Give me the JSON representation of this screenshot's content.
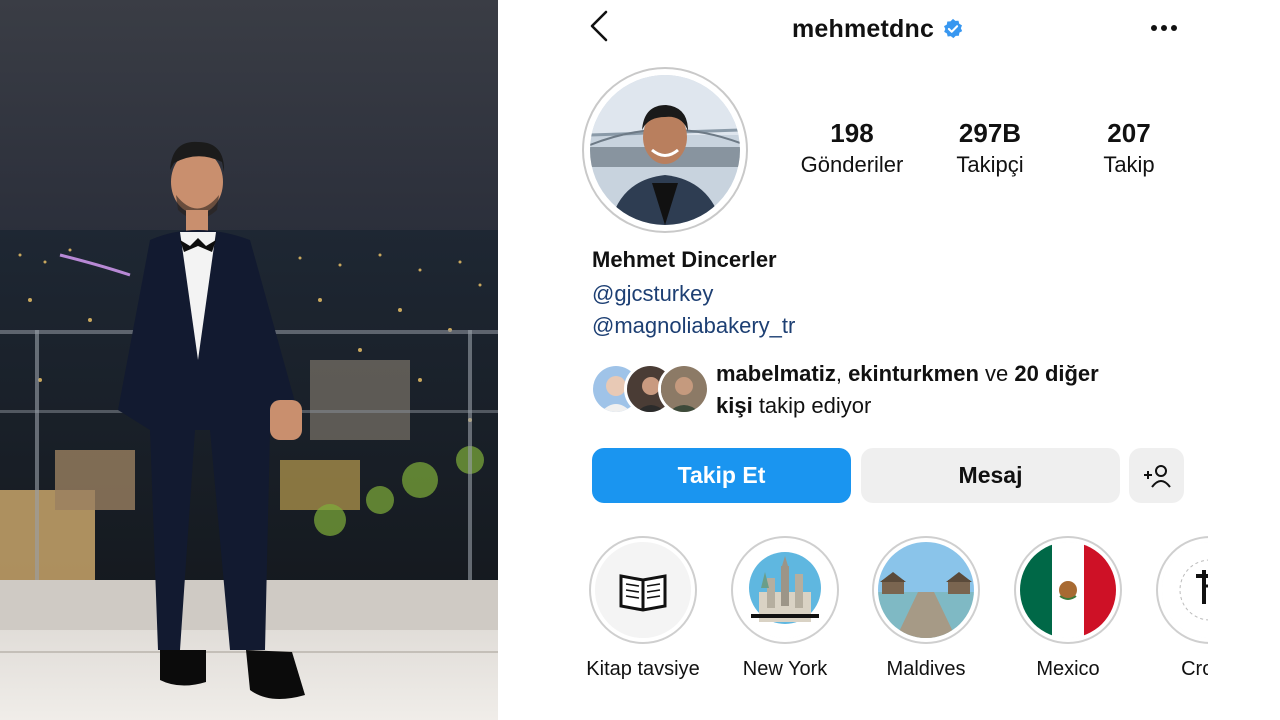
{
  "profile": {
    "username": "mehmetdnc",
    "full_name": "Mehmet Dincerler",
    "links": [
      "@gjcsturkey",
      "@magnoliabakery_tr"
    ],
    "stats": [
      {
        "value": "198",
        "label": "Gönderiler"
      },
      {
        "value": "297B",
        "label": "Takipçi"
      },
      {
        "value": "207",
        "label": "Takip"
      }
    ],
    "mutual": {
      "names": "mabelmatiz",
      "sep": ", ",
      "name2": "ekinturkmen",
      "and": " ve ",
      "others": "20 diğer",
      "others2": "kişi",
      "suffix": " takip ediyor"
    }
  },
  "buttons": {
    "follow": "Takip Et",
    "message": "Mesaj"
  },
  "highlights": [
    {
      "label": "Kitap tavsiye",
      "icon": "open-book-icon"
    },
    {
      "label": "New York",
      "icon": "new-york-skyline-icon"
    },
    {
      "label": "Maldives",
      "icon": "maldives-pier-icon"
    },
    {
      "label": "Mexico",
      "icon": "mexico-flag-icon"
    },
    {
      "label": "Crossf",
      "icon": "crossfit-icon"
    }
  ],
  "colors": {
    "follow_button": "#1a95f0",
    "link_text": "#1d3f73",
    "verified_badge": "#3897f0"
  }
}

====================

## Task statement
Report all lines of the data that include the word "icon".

## Solved exercise
      "icon": "open-book-icon"
      "icon": "new-york-skyline-icon"
      "icon": "maldives-pier-icon"
      "icon": "mexico-flag-icon"
      "icon": "crossfit-icon"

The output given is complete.